** Opening Data records block **
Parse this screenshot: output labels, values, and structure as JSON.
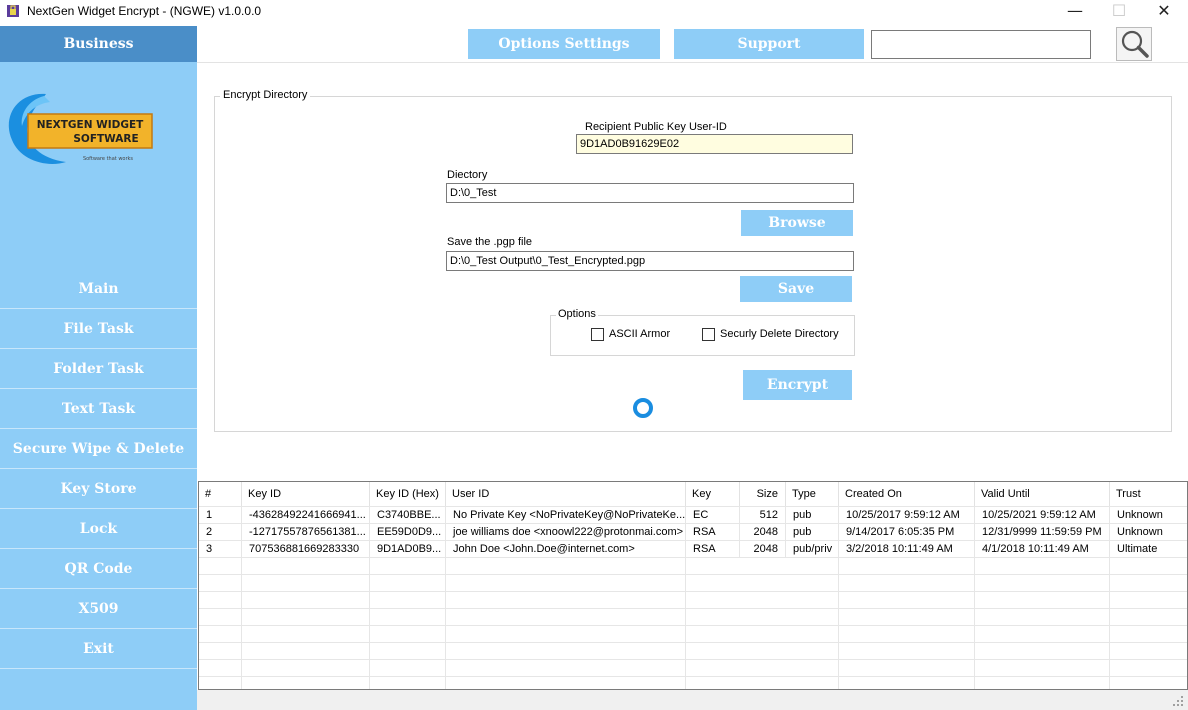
{
  "window": {
    "title": "NextGen Widget Encrypt - (NGWE) v1.0.0.0",
    "minimize": "—",
    "maximize": "☐",
    "close": "✕"
  },
  "sidebar": {
    "header": "Business",
    "logo": {
      "line1": "NEXTGEN WIDGET",
      "line2": "SOFTWARE",
      "tagline": "Software that works"
    },
    "items": [
      {
        "label": "Main"
      },
      {
        "label": "File Task"
      },
      {
        "label": "Folder Task"
      },
      {
        "label": "Text Task"
      },
      {
        "label": "Secure Wipe & Delete"
      },
      {
        "label": "Key Store"
      },
      {
        "label": "Lock"
      },
      {
        "label": "QR Code"
      },
      {
        "label": "X509"
      },
      {
        "label": "Exit"
      }
    ]
  },
  "topbar": {
    "options_label": "Options Settings",
    "support_label": "Support",
    "search_value": ""
  },
  "encrypt": {
    "group_title": "Encrypt Directory",
    "recipient_label": "Recipient Public Key User-ID",
    "recipient_value": "9D1AD0B91629E02",
    "directory_label": "Diectory",
    "directory_value": "D:\\0_Test",
    "browse_label": "Browse",
    "save_file_label": "Save the .pgp file",
    "save_file_value": "D:\\0_Test Output\\0_Test_Encrypted.pgp",
    "save_label": "Save",
    "options_title": "Options",
    "ascii_armor_label": "ASCII Armor",
    "secure_delete_label": "Securly Delete Directory",
    "encrypt_label": "Encrypt"
  },
  "keys_table": {
    "columns": [
      "#",
      "Key ID",
      "Key ID (Hex)",
      "User ID",
      "Key",
      "Size",
      "Type",
      "Created On",
      "Valid Until",
      "Trust"
    ],
    "rows": [
      [
        "1",
        "-43628492241666941...",
        "C3740BBE...",
        "No Private Key <NoPrivateKey@NoPrivateKe...",
        "EC",
        "512",
        "pub",
        "10/25/2017 9:59:12 AM",
        "10/25/2021 9:59:12 AM",
        "Unknown"
      ],
      [
        "2",
        "-12717557876561381...",
        "EE59D0D9...",
        "joe williams doe <xnoowl222@protonmai.com>",
        "RSA",
        "2048",
        "pub",
        "9/14/2017 6:05:35 PM",
        "12/31/9999 11:59:59 PM",
        "Unknown"
      ],
      [
        "3",
        "707536881669283330",
        "9D1AD0B9...",
        "John Doe <John.Doe@internet.com>",
        "RSA",
        "2048",
        "pub/priv",
        "3/2/2018 10:11:49 AM",
        "4/1/2018 10:11:49 AM",
        "Ultimate"
      ]
    ]
  },
  "colors": {
    "sidebar_bg": "#8ecdf7",
    "sidebar_header_bg": "#4a8ec8",
    "button_bg": "#8ecdf7",
    "spinner": "#1a8de0"
  }
}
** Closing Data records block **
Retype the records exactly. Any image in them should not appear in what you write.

Answer for this exercise:
Parse this screenshot: output labels, values, and structure as JSON.
{
  "window": {
    "title": "NextGen Widget Encrypt - (NGWE) v1.0.0.0",
    "minimize": "—",
    "maximize": "☐",
    "close": "✕"
  },
  "sidebar": {
    "header": "Business",
    "logo": {
      "line1": "NEXTGEN WIDGET",
      "line2": "SOFTWARE",
      "tagline": "Software that works"
    },
    "items": [
      {
        "label": "Main"
      },
      {
        "label": "File Task"
      },
      {
        "label": "Folder Task"
      },
      {
        "label": "Text Task"
      },
      {
        "label": "Secure Wipe & Delete"
      },
      {
        "label": "Key Store"
      },
      {
        "label": "Lock"
      },
      {
        "label": "QR Code"
      },
      {
        "label": "X509"
      },
      {
        "label": "Exit"
      }
    ]
  },
  "topbar": {
    "options_label": "Options Settings",
    "support_label": "Support",
    "search_value": ""
  },
  "encrypt": {
    "group_title": "Encrypt Directory",
    "recipient_label": "Recipient Public Key User-ID",
    "recipient_value": "9D1AD0B91629E02",
    "directory_label": "Diectory",
    "directory_value": "D:\\0_Test",
    "browse_label": "Browse",
    "save_file_label": "Save the .pgp file",
    "save_file_value": "D:\\0_Test Output\\0_Test_Encrypted.pgp",
    "save_label": "Save",
    "options_title": "Options",
    "ascii_armor_label": "ASCII Armor",
    "secure_delete_label": "Securly Delete Directory",
    "encrypt_label": "Encrypt"
  },
  "keys_table": {
    "columns": [
      "#",
      "Key ID",
      "Key ID (Hex)",
      "User ID",
      "Key",
      "Size",
      "Type",
      "Created On",
      "Valid Until",
      "Trust"
    ],
    "rows": [
      [
        "1",
        "-43628492241666941...",
        "C3740BBE...",
        "No Private Key <NoPrivateKey@NoPrivateKe...",
        "EC",
        "512",
        "pub",
        "10/25/2017 9:59:12 AM",
        "10/25/2021 9:59:12 AM",
        "Unknown"
      ],
      [
        "2",
        "-12717557876561381...",
        "EE59D0D9...",
        "joe williams doe <xnoowl222@protonmai.com>",
        "RSA",
        "2048",
        "pub",
        "9/14/2017 6:05:35 PM",
        "12/31/9999 11:59:59 PM",
        "Unknown"
      ],
      [
        "3",
        "707536881669283330",
        "9D1AD0B9...",
        "John Doe <John.Doe@internet.com>",
        "RSA",
        "2048",
        "pub/priv",
        "3/2/2018 10:11:49 AM",
        "4/1/2018 10:11:49 AM",
        "Ultimate"
      ]
    ]
  },
  "colors": {
    "sidebar_bg": "#8ecdf7",
    "sidebar_header_bg": "#4a8ec8",
    "button_bg": "#8ecdf7",
    "spinner": "#1a8de0"
  }
}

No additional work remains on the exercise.